One of the most commonly asked questions is: how many calories should I eat a day? We’ve tried to answer this question here.
Unhealthy Skin And The Inevitable Yo-Yo Effect
Not only are we making it more and more difficult to lose fat, but the look is often unhealthy when weight loss is achieved by severe caloric restrictions. Our skin does not respond well because the collagen and muscle are not there to fill it out, and any chance of this type of weight loss being long-term are almost non-existent. Once you begin eating a more normal diet, the weight will come back faster than you could ever imagine because your metabolism is so slow.
The key to avoiding this is to follow a sensible, balanced weight loss plan that puts you in a calorie restricted zone without being excessive.
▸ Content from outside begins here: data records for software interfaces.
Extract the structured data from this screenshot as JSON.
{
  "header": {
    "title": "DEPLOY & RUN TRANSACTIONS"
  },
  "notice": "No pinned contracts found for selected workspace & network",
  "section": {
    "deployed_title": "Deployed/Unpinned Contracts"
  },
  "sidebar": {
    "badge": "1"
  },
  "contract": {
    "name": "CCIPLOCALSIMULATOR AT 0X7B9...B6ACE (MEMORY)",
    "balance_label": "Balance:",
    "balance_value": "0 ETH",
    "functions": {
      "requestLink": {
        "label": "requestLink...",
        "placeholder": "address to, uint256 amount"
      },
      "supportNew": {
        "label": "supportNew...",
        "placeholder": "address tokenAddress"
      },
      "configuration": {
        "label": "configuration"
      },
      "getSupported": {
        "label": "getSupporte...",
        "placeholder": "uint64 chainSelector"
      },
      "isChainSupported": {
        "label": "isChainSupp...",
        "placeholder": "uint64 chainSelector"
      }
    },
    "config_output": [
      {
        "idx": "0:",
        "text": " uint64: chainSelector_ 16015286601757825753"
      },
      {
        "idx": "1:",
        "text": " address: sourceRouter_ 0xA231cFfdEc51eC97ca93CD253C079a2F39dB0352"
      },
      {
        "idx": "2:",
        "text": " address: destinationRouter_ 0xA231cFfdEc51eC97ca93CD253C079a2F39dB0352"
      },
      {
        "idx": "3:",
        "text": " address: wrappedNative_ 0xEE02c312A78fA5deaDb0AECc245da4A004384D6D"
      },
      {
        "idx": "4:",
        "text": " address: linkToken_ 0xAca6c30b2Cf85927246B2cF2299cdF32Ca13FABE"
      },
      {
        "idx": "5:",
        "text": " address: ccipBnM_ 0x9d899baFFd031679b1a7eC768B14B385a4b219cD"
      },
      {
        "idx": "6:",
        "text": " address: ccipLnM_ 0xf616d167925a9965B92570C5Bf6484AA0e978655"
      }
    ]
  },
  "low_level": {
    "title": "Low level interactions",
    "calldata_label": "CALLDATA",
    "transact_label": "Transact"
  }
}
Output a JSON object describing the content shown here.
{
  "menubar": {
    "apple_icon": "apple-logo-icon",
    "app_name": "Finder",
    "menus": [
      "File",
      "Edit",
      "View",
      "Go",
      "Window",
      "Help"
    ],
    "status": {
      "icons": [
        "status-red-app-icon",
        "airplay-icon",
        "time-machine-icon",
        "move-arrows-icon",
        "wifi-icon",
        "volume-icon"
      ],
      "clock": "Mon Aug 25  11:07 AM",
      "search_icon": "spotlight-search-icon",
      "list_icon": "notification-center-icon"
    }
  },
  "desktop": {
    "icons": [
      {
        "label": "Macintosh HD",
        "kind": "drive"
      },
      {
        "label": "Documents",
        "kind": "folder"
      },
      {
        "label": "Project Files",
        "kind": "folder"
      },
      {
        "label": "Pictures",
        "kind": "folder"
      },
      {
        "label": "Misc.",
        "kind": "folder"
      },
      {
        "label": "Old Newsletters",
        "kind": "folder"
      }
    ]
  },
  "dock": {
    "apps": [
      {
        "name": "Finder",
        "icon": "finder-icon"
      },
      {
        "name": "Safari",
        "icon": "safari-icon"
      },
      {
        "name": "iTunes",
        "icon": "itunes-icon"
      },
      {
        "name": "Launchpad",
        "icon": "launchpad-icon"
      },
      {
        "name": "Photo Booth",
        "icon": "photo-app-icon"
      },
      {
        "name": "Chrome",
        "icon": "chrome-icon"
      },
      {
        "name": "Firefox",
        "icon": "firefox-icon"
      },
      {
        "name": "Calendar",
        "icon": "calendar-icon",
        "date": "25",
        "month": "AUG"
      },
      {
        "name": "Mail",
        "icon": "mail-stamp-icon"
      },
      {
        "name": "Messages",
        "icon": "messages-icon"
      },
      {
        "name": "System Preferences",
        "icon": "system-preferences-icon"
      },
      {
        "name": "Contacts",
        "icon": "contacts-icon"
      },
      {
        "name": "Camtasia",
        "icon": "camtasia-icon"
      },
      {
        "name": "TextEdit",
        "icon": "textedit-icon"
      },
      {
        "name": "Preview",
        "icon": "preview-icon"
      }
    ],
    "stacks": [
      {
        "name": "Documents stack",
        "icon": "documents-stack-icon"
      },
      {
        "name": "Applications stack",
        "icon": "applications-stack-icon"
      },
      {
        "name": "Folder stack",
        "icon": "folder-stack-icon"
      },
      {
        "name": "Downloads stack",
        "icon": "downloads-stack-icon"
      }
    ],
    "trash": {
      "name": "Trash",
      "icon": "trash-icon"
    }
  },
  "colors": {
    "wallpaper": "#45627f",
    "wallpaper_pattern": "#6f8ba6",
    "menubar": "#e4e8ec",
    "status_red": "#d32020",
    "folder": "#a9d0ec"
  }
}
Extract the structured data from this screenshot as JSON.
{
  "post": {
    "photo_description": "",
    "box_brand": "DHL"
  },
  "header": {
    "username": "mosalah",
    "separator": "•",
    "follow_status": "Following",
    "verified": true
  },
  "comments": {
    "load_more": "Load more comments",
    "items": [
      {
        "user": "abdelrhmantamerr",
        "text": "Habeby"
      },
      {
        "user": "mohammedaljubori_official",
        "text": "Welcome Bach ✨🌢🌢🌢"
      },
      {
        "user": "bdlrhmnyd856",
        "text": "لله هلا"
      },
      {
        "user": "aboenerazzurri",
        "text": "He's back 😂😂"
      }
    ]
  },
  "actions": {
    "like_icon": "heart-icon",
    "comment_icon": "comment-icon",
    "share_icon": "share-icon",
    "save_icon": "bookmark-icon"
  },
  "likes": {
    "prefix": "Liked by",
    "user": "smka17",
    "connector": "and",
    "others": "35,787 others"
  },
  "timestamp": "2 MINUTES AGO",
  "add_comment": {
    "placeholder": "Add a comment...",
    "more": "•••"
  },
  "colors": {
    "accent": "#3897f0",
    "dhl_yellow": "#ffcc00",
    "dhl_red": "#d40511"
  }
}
This program should provide you with enough calories (for fuel) that will allow you to exercise, and use the burned calories from your ramped up exercise routine to be factored in and considered as an overall part of your total weight loss plan.
The idea behind this is that as you lose weight, what was once a caloric deficit for you is now, at your lower weight, the correct amount of food and calories for you to maintain your new, ideal weight. This makes perfect sense when you take the time to really plan your weight loss, with long-term results being your goal.